Logging: This measures commodity-based forest loss (excludes factors like wildfire and urbanization)
Human intrusion: Typically areas adjacent to population centers and roads that humans access
Natural systems modification: Primarily modifications to water flow, including reservoir creation
Pollution: Phenomenon such as acid rain and fog caused by air pollution
The classification descriptions above are simplified. See the methodology for full descriptions and calculations.
A closer look at human impact on the Earth’s surface
To help better understand the level of impact humans can have on the planet, we’ll take a closer look three regions, and see how the situation on the ground relates to these maps.
Land use contrasts: Egypt
Almost all of Egypt’s population lives along the Nile and its delta, making it an interesting place to examine land use and human impact.

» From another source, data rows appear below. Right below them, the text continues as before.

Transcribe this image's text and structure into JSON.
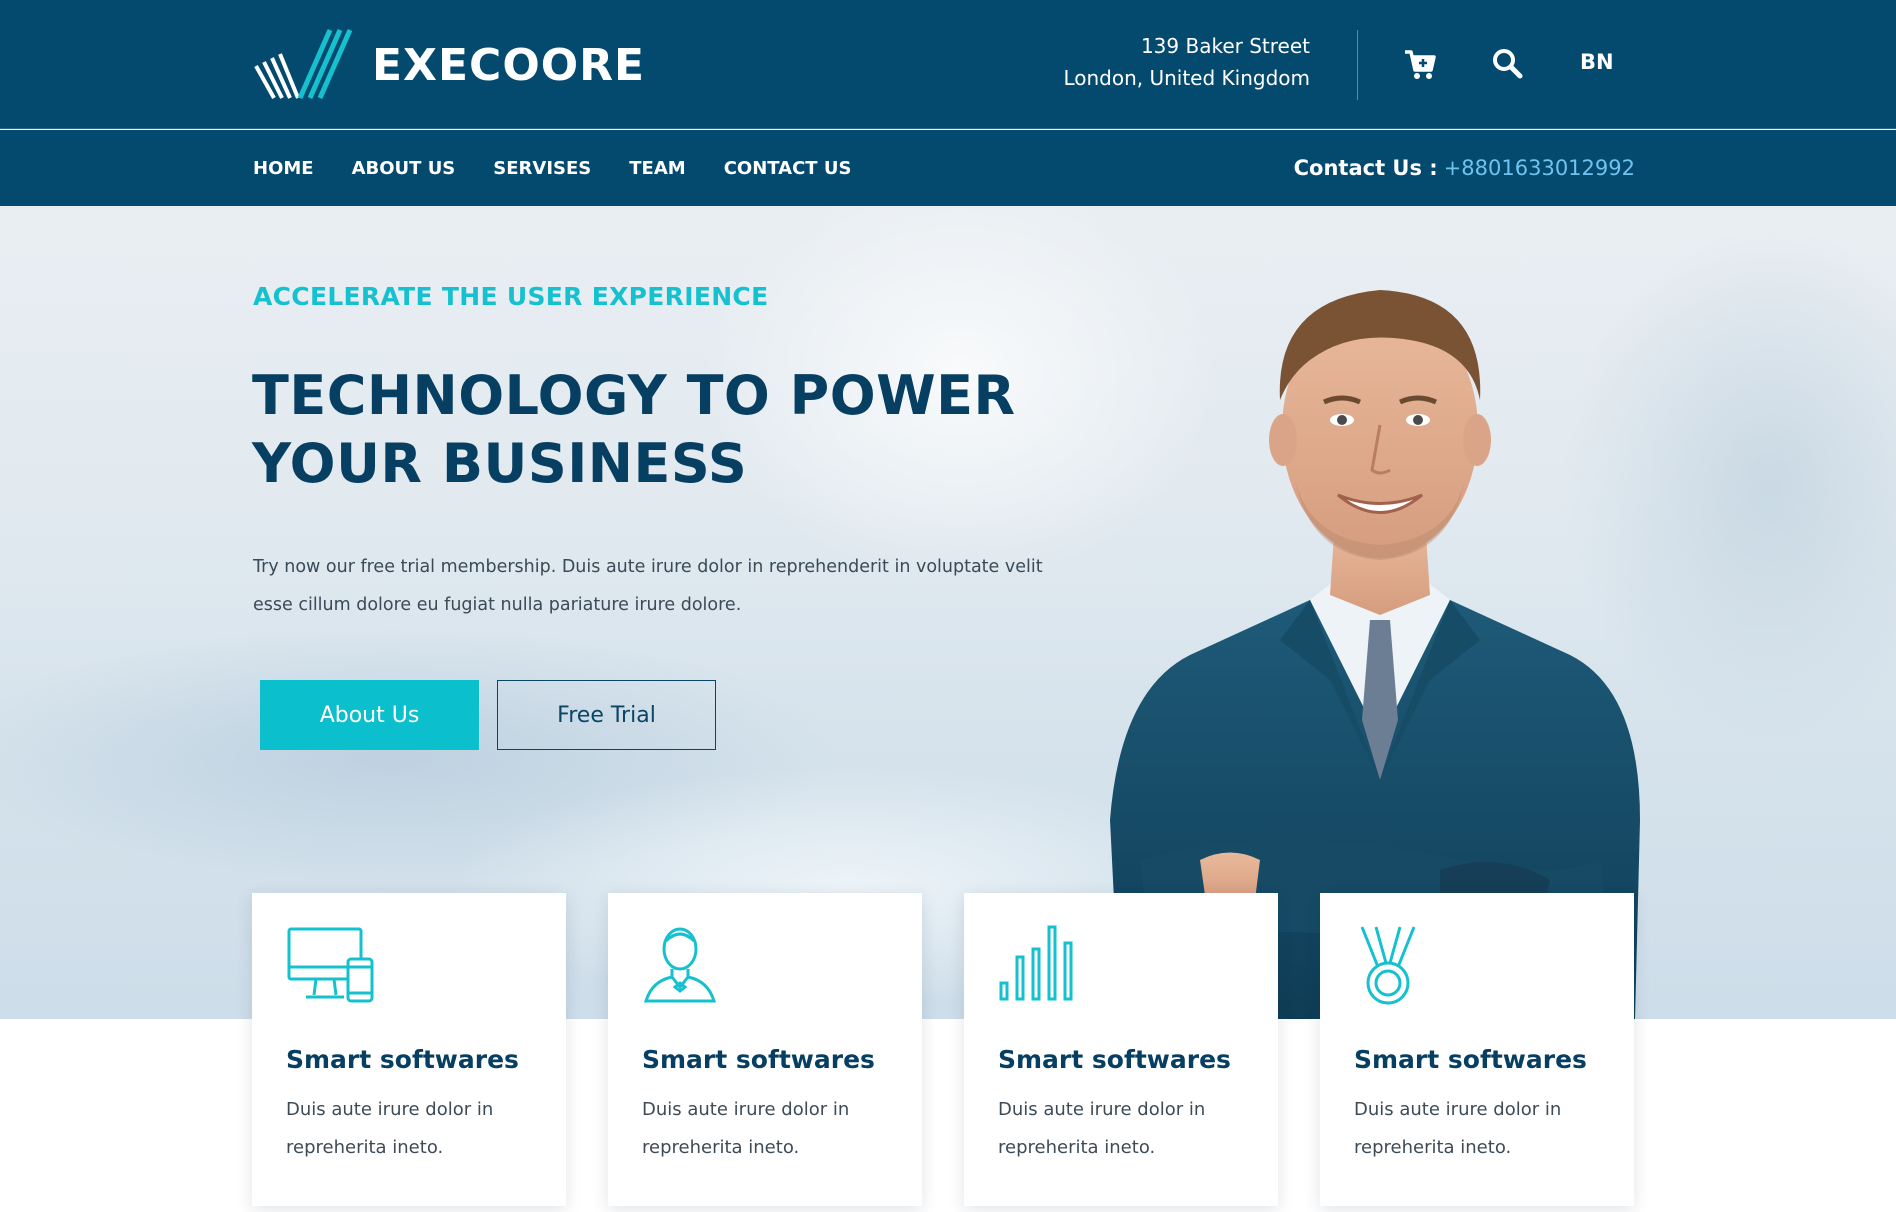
{
  "brand": {
    "name": "EXECOORE"
  },
  "header": {
    "address_line1": "139 Baker Street",
    "address_line2": "London, United Kingdom",
    "cart_icon": "cart-icon",
    "search_icon": "search-icon",
    "language": "BN"
  },
  "nav": {
    "items": [
      {
        "label": "HOME"
      },
      {
        "label": "ABOUT US"
      },
      {
        "label": "SERVISES"
      },
      {
        "label": "TEAM"
      },
      {
        "label": "CONTACT US"
      }
    ],
    "contact_label": "Contact Us :",
    "contact_number": "+8801633012992"
  },
  "hero": {
    "eyebrow": "ACCELERATE THE USER EXPERIENCE",
    "headline_line1": "TECHNOLOGY TO POWER",
    "headline_line2": "YOUR BUSINESS",
    "intro": "Try now our free trial membership. Duis aute irure dolor in reprehenderit in voluptate velit esse cillum dolore eu fugiat nulla pariature irure dolore.",
    "primary_button": "About Us",
    "secondary_button": "Free Trial"
  },
  "features": [
    {
      "icon": "devices-icon",
      "title": "Smart softwares",
      "text": "Duis aute irure dolor in repreherita ineto."
    },
    {
      "icon": "user-icon",
      "title": "Smart softwares",
      "text": "Duis aute irure dolor in repreherita ineto."
    },
    {
      "icon": "bar-chart-icon",
      "title": "Smart softwares",
      "text": "Duis aute irure dolor in repreherita ineto."
    },
    {
      "icon": "medal-icon",
      "title": "Smart softwares",
      "text": "Duis aute irure dolor in repreherita ineto."
    }
  ],
  "colors": {
    "header_bg": "#044a6e",
    "accent": "#0bbfcc",
    "heading": "#063f62",
    "contact_number": "#6fc3ee"
  }
}
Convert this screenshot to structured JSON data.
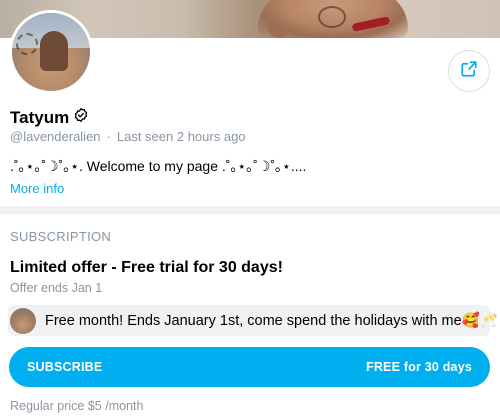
{
  "profile": {
    "name": "Tatyum",
    "handle": "@lavenderalien",
    "separator": "·",
    "last_seen": "Last seen 2 hours ago",
    "bio": ".˚｡⋆｡˚☽˚｡⋆. Welcome to my page .˚｡⋆｡˚☽˚｡⋆....",
    "more_info": "More info"
  },
  "subscription": {
    "heading": "SUBSCRIPTION",
    "offer_title": "Limited offer - Free trial for 30 days!",
    "offer_ends": "Offer ends Jan 1",
    "promo_message": "Free month! Ends January 1st, come spend the holidays with me🥰🥂",
    "subscribe_label": "SUBSCRIBE",
    "subscribe_price": "FREE for 30 days",
    "regular_price": "Regular price $5 /month"
  },
  "icons": {
    "verified": "verified-badge-icon",
    "share": "share-icon"
  },
  "colors": {
    "accent": "#00aff0",
    "muted_text": "#8a96a3",
    "divider": "#f0f1f3"
  }
}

The towns and high intensity agricultural land following the river stand out clearly on the human modification map, while the nearby desert shows much less impact.
What is the World Economic Forum’s Sustainable Development Impact summit?
It’s an annual meeting featuring top examples of public-private cooperation and Fourth Industrial Revolution technologies being used to develop the sustainable development agenda.
It runs alongside the United Nations General Assembly, which this year features a one-day climate summit. This is timely given rising public fears – and citizen action – over weather conditions, pollution, ocean health and dwindling wildlife. It also reflects the understanding of the growing business case for action.
The UN’s Strategic Development Goals and the Paris Agreement provide the architecture for resolving many of these challenges. But to achieve this, we need to change the patterns of production, operation and consumption.
The World Economic Forum’s work is key, with the summit offering the opportunity to debate, discuss and engage on these issues at a global policy level.
Intensive modification: Netherlands
The Netherlands has some of the heavily modified landscapes on Earth, so the way it looks on this map will come as no surprise.
The area shown above, Rotterdam’s distinctive port and surround area, renders almost entirely in colors at the top of the human modification scale.
Resource extraction: West Virginia
It isn’t just cities and towns that show up clearly on this map, it’s also the areas we extract our raw materials from as well. This mountainous region of West Virginia, in the United States, offers a very clear visual example.
The mountaintop removal method of mining—which involves blasting mountains in order to retrieve seams of bituminous coal—is common in this region, and mine sites show up clearly in the map.
You can explore the interactive version of this map yourself to view any area on the globe. What surprises you about these patterns of human impact?